artfully presented: not just new veins of ore, but something even more

Perfectly chosen title, too, encompassing Dwarven dreams of returning
- from finely crafted replicas to what Gimli sees before him in the
opening quote. Yes, I can well imagine that this is exactly what
springs to Gimli's mind as he stands with Legolas and names those
mountains once again...

Title: Fennas Haradren Author: Linaewen Genres: Adventure ID: 280
Reviewer: Nancy Brooke 2008-11-18 18:26:25
This is an excellent story and I greatly enjoyed reading it. It tells
a ripping good story, with true-feeling characters, suspense, and
action, and was nicely written. For every clean, uncluttered and
straightforward statement ["Boromir did not like waiting."] there is a
lovely, lyrical, liesurely description ["The early morning breeze
quickened and there was a soughing and sighing in the trees. The
leaves fluttered overhead, their undersides flashing silver in the
light of the sun as it rose above the clouds that hung over the land
of Mordor."] sometimes in the same paragraph creating a nice rhythm
and balance.

Great Boromir characterization.

Title: The Kindly Airs Author: Dwimordene Times: Late Third Age:
General Fixed-Length Ficlets ID: 480
Reviewer: Imhiriel 2008-11-18 18:42:59
And another one of the beautiful gems I received for my birthday - as
unique and sparkling as one could wish for and more!

The drabble opens up with a sweeping glimpse of the wide-ranging
purview of Middle-earth's winds, providing us with a broad picture of
the land showcasing its diversity.

No wonder than that the East Wind, too, obviously would love to have a
part in this, to range and roam freely.

But she is bound, bogged down, burdened by the malice happening on her
"watch" she is helpless to prevent, just as she is helpless to prevent
it from spreading through her, and to be associated with it.

All the more great is her delight when she is freed at last -
literally able to take a fresh breath of air after so long a time, and
lift herself up. And what a completely fitting recompense and reward
that she is allowed to carry the messengers of the glorious tidings to
spread the news.
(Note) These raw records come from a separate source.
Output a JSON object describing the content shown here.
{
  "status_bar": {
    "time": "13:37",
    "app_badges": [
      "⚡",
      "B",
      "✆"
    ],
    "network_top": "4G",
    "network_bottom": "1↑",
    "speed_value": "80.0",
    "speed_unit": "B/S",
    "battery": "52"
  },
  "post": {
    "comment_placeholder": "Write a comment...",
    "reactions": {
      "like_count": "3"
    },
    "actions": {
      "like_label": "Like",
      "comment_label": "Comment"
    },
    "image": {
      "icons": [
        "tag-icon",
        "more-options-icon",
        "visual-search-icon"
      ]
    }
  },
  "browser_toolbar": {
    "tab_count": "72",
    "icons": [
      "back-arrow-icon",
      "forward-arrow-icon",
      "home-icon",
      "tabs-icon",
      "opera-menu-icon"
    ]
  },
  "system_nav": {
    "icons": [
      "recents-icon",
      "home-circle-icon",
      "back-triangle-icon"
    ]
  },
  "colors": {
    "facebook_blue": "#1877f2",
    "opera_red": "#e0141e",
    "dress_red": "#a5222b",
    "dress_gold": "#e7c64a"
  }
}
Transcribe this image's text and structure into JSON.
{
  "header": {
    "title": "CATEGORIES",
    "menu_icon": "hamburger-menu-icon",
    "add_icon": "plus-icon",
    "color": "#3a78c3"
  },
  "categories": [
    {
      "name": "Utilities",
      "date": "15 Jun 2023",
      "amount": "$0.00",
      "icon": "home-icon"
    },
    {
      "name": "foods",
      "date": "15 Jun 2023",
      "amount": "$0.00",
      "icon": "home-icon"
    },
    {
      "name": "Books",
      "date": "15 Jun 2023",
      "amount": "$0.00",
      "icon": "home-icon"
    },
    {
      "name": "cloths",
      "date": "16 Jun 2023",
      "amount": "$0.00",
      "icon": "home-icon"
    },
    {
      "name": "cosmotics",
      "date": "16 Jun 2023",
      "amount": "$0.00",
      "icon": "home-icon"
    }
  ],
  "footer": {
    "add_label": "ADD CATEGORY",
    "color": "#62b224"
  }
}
I can certainly feel her pride and her joy.

I also found it an interesting twist that Dwimordene changed the
neutral "it" from the poem to a "she" in her drabble, thereby
increasing the feeling of the winds as personlities.

Title: Renewal Author: Elena Tiriel Times: Late Third Age: General
Fixed-Length Ficlets ID: 208
Reviewer: Imhiriel 2008-11-18 18:43:10
I have been so exceedingly lucky in my "harvest" of birthday stories
this year, and a fair number of them have ended up in the MEFAwards to
be exposed to a wider readership who might appreciate them as much as
I do.

This drabble evokes the power and heat and passion of the process of
sword making, at once violent and creative - and also healing in a way
- which the striking form and its particular, driving rhythm evokes
perfectly. The melding (pun half intended) of describing the process
while bringing alive the sword as an aware personality which reflects
this process on a different level is done very effectively.

The readers can follow how, step by step, the sword comes alive and
regains its former strength and purity. IIRC, it was old custom to
quench the sword with blood - it was an intriguingly reverse touch
that here the sword had to be purified by heat from the taint of
Sauron's blood.

And my hat off for extra geekery *g* in the author's notes: I love
reading details which revealing something of the creative process
before and during the writing - the more the better. I especially
appreciated the explanation about ["the resilience of Isil"].

Title: One Step More - The Heroism of Frodo Baggins Author:
ConnieMarie Genres: Non-Fiction: Character Studies ID: 395
Reviewer: stefaniab 2008-11-18 23:25:56
This essay is more moving than you would expect a nonfiction piece to
be. Connie Marie draws comparisons and parallels among action heroes,
Frodo Baggins, and real people with great problems. The essay makes
the case that small heroes, though not the stuff of archetypes, are
more the types of people (and hobbits) that we can relate to. We can
use Frodo's horrendous quest and dogged determination as inspiration
for moments in our lives that are full of trials. In these trying
times, the conclusion that the essay draws is particularly uplifting.